It was beautifully performed by the Philharmonic Chorus under their musical director David Hill with the Royal Liverpool Philharmonic Orchestra.

Yorkshire Post, Nov 2007 Wilby, Bronte Mass

Leeds Town Hall audiences are not best known for their empathy towards anything composed in the last 50 years, so that the prolonged ovation that greeted the choral work, Harmonium, by the American composer, John Adams, must have surprised and delighted the combined Leeds Festival and Philharmonic choruses.
It had been a brave venture with the technical demands obviously requiring much detailed rehearsal, while the fact that they were for long periods harmonically contrasting with the orchestra was a severe test of their intonation.
They emerged wonderfully secure, unscathed and triumphant, the work’s long, quiet ending as absorbing as the many passages that required a shiver of excitement to race through the music.

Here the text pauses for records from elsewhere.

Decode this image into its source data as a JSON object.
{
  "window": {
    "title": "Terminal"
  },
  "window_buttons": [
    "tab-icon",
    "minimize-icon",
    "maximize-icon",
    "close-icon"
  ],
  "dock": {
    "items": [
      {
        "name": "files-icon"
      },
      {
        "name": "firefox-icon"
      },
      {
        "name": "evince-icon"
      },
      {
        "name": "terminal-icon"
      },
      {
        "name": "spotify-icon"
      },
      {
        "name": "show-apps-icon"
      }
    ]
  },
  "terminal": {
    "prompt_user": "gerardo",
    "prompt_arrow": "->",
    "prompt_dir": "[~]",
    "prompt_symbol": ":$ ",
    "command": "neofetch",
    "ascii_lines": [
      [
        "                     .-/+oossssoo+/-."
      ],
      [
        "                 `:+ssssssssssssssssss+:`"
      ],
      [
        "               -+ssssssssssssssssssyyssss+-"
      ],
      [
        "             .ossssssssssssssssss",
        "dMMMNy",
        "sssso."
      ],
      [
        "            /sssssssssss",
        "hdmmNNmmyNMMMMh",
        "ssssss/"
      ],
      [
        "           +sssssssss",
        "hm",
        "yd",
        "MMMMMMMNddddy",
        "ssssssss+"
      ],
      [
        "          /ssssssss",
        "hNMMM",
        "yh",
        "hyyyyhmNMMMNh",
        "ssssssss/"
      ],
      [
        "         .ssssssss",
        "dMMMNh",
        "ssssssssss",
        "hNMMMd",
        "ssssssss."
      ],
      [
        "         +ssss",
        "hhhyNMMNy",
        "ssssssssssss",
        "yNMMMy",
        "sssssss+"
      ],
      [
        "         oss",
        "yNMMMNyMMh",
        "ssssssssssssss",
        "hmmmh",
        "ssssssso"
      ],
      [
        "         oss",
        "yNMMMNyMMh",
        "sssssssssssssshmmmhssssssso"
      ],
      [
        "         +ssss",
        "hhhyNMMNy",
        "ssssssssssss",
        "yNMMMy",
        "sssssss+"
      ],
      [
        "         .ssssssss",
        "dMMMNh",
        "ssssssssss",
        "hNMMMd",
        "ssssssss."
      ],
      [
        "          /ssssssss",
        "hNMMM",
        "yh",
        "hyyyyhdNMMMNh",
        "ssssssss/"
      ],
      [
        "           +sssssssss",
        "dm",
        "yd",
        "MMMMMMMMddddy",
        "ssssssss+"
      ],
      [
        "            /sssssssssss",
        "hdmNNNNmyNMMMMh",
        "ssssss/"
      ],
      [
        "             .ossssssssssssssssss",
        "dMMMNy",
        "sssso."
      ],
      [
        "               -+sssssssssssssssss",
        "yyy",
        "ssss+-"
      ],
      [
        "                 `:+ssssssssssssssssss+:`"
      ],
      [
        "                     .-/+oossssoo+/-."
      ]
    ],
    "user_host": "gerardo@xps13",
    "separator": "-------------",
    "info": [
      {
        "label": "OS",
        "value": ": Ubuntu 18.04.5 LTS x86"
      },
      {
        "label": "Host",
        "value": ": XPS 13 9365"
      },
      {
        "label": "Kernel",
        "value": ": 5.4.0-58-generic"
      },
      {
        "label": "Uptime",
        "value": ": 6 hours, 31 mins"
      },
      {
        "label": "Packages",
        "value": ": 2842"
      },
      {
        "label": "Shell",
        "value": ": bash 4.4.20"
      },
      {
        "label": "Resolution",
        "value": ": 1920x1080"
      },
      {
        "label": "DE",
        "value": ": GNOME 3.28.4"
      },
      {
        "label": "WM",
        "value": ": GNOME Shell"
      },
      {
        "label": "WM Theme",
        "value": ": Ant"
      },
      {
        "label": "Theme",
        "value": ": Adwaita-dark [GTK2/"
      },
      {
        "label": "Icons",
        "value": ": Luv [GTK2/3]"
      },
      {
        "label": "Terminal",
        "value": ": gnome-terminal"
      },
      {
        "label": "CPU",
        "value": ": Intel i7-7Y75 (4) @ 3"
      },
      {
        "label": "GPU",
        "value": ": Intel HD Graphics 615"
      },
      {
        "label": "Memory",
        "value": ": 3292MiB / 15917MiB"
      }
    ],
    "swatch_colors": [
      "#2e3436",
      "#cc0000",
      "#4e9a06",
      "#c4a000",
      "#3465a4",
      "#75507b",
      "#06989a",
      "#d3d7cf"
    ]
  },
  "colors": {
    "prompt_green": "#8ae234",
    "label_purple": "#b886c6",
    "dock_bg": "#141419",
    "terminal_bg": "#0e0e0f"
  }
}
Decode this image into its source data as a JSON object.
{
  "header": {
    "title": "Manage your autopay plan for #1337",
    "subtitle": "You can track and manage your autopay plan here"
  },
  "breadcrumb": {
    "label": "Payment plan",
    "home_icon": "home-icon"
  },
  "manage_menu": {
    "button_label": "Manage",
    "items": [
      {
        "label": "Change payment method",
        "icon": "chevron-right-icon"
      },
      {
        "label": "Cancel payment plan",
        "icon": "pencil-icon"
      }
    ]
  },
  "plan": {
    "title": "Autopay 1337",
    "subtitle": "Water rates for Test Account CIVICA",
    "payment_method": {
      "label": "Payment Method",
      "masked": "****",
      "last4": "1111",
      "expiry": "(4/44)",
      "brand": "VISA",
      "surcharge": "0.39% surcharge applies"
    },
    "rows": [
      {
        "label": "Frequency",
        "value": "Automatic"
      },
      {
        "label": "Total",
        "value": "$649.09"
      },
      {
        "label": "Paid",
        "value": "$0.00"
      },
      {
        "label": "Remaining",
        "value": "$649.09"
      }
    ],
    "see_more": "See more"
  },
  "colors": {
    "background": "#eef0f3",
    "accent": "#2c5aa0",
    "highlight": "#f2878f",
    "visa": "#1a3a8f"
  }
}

Culture, Yorkshire Post Today, May 2006 Adams, Harmonium

…This concert marked David Hill’s first appearance as ‘the Phils’ music director; a post he occupies concurrently with the music directorships of the Bach Choir and St John’s College Cambridge. The members of his Leeds Choir are going to have a very fruitful relationship with their new conductor. This was abundantly clear to those of us who were able to witness the sheer pleasure on Hill’s face at the crisp and wounderfully expressive singing that he coaxed from his choir and the splendid Sheffield Philharmonics Chorus… The airy textures in the Requiems most well-known number, the consoling ‘How loverly are thy dwellings fair’ were a revelation. So too were the looks of enjoyment on the faces of the choirs as they sang it.

Ilkley Gazette, May 2005 Brahms, Ein Deutsches Requiem

…the best sounds of all emerged from the choirs the Leeds and Sheffield Philharmonic Choruses singing with that soft, comforting tone …

The Times, April 2005 Mahler, Resurrection Symphony

The chorus [created] the tingle factor, launching into the Chorus of Demons
with suitable venom and pulling out all the stops as they came to that moment of crowning glory in Praise to the Holiest in the Height.

Yorkshire Post, Mar 2004 Elgar, The Dream of Gerontius

The Leeds chorus made a most impressive sound, exemplary in attack and quality of diction. The strain on sopranos is notorious in this work, but here they stuck to their task and were unstinting in the fortissimo passages.

Yorkshire Post, Nov 2003 Beethoven, Missa Solemnis

This performance contained power and introspection… a meaningful performance, full of integrity.

The Guardian, Sept 2003 Berlioz, Te Deum

[In the Requiem Aeternam] The Leeds Philharmonic Chorus … produced a refined texture. The Dies Irae, by contrast, was a terrifying blaze.

The Guardian, May 2003 Verdi, Requiem

Tingling with atmosphere … as natural as breathing.

Daily Telegraph, May 2003 Verdi, Requiem

We have never heard the Leeds Philharmonic … in finer voice … this concert was one we were all deeply privileged to attend

Yorkshire Post, Dec 2001 Mahler, Symphony No. 2